To find the first quartile, we find the median of the lower half:

$140 $160 $160 $165 $180 $220 $235 $240 $250 $260 $280 $285 $285 $285 $290 $300 $300 $305

Q1 = \(\frac{$250+$260}{2}\) = $255

To find the third quartile, we find the median of the upper half:

$310 $310 $315 $315 $320 $320 $330 $340 $345 $350 $355 $360 $360 $380 $395 $420 $460 $460

Q3 = \(\frac{$345+$350}{2}\) = $347.50

The 5 number summary of this data is: $140, $255, $307.50, $347.50, $460

Also, since we have the quartiles, we can talk about how much spread there is between the 1st and 3rd quartiles. This is known as the interquartile range.
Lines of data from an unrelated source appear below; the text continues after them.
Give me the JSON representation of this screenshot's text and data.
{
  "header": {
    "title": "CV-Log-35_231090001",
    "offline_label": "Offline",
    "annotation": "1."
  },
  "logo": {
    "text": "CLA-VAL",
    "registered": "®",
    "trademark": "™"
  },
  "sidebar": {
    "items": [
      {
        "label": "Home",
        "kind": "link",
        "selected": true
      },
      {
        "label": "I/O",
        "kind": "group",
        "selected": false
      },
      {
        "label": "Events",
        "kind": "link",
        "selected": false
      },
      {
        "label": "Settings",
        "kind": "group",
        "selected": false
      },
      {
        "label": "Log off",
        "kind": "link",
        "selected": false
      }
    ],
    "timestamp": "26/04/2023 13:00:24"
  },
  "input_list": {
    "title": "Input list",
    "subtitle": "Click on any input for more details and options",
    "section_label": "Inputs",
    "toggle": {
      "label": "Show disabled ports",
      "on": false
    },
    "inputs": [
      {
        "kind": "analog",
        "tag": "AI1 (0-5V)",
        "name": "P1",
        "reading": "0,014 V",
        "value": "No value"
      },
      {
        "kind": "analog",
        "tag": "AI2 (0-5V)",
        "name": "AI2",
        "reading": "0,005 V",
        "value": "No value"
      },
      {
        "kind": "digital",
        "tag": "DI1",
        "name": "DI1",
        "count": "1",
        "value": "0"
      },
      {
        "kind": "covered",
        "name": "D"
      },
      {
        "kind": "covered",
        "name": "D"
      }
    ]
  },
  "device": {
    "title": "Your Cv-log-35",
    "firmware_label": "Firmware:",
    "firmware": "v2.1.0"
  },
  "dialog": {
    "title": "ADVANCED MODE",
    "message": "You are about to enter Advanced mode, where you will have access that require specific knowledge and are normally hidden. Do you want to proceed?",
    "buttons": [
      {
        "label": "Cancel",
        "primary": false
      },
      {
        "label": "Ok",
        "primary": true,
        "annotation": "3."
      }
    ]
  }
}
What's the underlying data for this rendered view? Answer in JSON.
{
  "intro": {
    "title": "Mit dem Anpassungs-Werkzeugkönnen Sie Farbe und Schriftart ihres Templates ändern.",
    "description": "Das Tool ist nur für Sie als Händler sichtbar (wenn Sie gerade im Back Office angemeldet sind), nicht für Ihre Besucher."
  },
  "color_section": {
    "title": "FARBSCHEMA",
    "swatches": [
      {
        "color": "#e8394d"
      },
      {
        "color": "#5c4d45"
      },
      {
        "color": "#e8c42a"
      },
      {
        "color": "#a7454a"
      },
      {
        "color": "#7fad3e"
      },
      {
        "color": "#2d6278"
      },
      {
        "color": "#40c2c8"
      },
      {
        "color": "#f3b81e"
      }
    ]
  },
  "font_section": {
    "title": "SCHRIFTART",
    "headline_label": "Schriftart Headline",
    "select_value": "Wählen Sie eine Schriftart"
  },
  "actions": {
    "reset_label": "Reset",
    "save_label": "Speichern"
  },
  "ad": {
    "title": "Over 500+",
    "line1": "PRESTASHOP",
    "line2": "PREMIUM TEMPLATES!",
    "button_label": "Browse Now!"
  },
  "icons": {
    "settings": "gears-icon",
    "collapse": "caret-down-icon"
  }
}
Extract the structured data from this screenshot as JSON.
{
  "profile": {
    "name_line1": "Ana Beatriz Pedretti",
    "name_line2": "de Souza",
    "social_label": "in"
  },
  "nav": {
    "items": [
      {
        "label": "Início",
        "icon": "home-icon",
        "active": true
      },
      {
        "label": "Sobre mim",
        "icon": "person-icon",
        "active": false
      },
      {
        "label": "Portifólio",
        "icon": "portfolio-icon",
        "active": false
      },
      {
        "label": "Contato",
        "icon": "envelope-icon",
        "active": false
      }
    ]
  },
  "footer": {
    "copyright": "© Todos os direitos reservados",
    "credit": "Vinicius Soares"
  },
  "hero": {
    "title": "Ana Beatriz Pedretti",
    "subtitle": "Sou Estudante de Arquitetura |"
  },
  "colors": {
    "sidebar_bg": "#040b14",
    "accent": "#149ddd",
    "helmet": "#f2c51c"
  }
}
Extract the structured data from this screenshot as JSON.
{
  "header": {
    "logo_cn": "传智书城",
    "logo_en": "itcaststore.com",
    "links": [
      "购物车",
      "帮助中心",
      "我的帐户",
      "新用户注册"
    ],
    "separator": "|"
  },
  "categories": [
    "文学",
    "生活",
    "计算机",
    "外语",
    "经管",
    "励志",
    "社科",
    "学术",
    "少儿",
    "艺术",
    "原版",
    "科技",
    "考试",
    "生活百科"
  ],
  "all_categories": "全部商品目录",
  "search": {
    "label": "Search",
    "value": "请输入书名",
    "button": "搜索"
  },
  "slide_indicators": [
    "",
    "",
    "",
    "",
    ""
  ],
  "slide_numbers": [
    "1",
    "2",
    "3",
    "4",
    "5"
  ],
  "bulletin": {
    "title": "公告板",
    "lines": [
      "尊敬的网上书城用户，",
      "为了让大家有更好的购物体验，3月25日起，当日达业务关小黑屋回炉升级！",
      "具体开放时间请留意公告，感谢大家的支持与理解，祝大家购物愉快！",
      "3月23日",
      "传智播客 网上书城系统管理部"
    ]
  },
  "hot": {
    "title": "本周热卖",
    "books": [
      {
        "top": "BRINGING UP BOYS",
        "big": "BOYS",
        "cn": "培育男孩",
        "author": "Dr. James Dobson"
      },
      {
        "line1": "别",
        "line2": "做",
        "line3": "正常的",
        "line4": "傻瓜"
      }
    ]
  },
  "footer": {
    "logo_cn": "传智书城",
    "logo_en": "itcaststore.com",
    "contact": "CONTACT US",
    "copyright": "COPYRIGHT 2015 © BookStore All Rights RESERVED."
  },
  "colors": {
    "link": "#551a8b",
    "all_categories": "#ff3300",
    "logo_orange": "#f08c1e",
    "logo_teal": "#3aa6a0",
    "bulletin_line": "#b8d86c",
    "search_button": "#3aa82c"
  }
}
The Interquartile Range of (IQR) = \(Q_3\) - \(Q_1\)

For visualizing data, there is a graphical representation of a 5-number summary called a **box plot**, or box and whisker graph.

A **box plot** is a graphical representation of a five-number summary.

A box plot is created by first setting a scale (number line) as a guideline for the box plot. Then, draw a rectangle that spans from Q1 to Q3 above the number line. Mark the median with a vertical line through the rectangle. Next, draw dots for the minimum and maximum points to the sides of the rectangle. Finally, draw lines from the sides of the rectangle out to the dots.

The box plot below is based on the household income data with 5 number summary:

15, 27.5, 35, 40, 50

Box plots are particularly useful for comparing data from two populations.

The box plot of service times for two fast-food restaurants is shown below.

While store 2 had a slightly shorter median service time (2.1 minutes vs. 2.3 minutes), store 2 is less consistent, with a wider spread of the data.

At store 1, 75% of customers were served within 2.9 minutes, while at store 2, 75% of customers were served within 5.7 minutes.

Which store should you go to in a hurry? That depends upon your opinions about luck – 25% of customers at store 2 had to wait between 5.7 and 9.6 minutes.